I do not know what calculation/formula to use to show that something is an independent risk factor.

E.g., in a cohort study:

Group A (n=1000) - exposure to X - outcome exposed 70/1000 demonstrate Z

Group B (n = 1000) - no exposure -- outcome control 23/1000 demonstrate Z

However, of Group A 750 also exposed to Y -- 60 demonstrate Z

Group B 300 also exposed to Y -- 16 demonstrate Z

How do I show that Y is an 'independent risk factor' for Z.

(I know that I can calculate the Risk Ratio to compare Exposure X to control, but do not know what formula I use to show that Y is an independent risk factor for Z).

UPDATE -

I realised that my question was related to whether the second criteria (Y) may be confounding the outcome... I.e. To establish whether the second variable may be confounding the results need to show:

1) that Y is an independent risk factor; 2) that Y is not an intervening variable and 3) that Y is associated with the study factor.

I couldn't work out how to show (1).. But then realised that what I had to do was look only at the non-exposed people. I calculated the RR for them in relation to Y. (16/300 -exposed)/(7/700-) = 5.3... So in the control group people exposed to Y have a 5.3 greater risk than those not exposed to Y of developing Z. I would argue that this shows that Y is an independent risk factor (as there is no exposure to X; exposure to Y; and an increased risk of developing Z).

(2) and (3) are satisfied.

I then used the stratification approach to demonstrate that the results were actually confounded... (which they were).

If Z is a binary variable all its own, the easiest way to do this would be to stratify your results by Z.

So calculate the risk ratio for subjects with Z = 0 and for subjects with Z = 1. The two risk ratios should be the same if the relationship between the exposure and outcome is independent of Z.

For more complex versions of Z, there are other, correspondingly more sophisticated methods, such as including Z in a regression model estimating the relationship between X and Y.

• Thank you... You got me well on the road to thinking this through! I am very grateful. I will add comment to show what I ended up with. Commented Apr 3, 2013 at 5:38
• Sorry - did not add comment -- just updated my question... Commented Apr 3, 2013 at 6:11

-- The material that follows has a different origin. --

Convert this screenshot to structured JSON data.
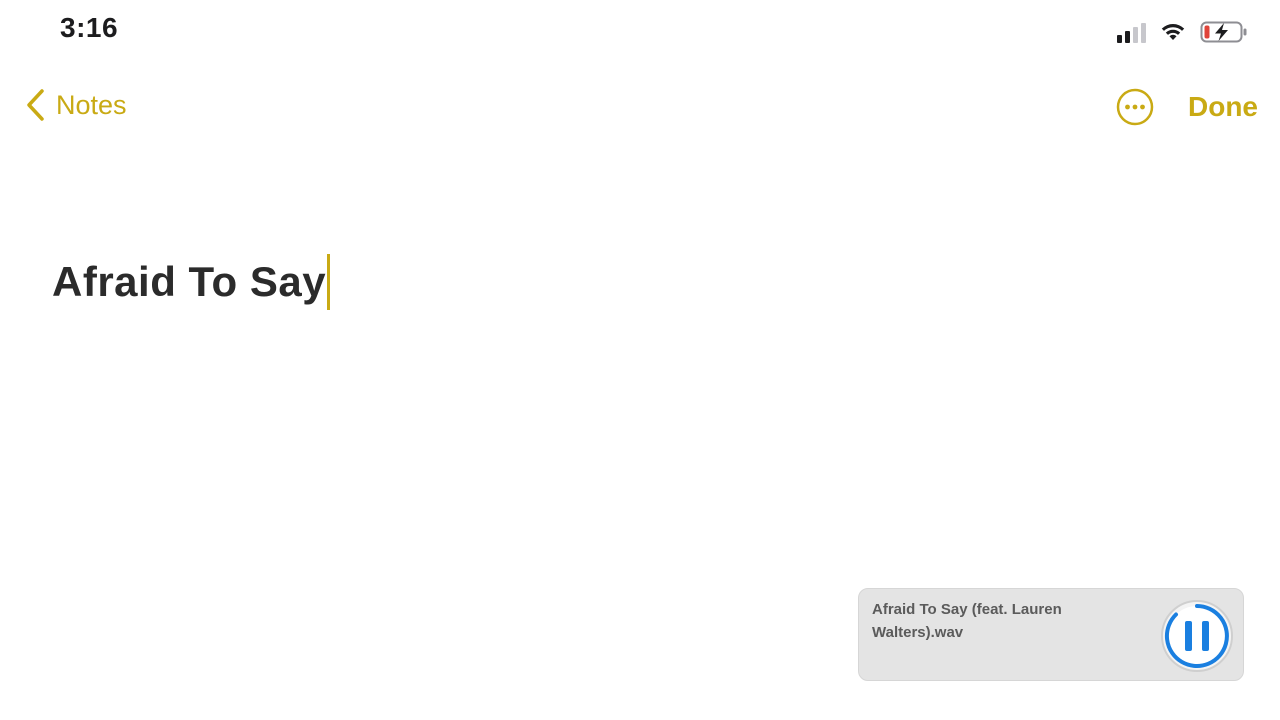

Mantel-Haenszel...look here for a very clear explanation:

https://wiki.ecdc.europa.eu/fem/w/fem/the-mantel-haenszel-method.aspx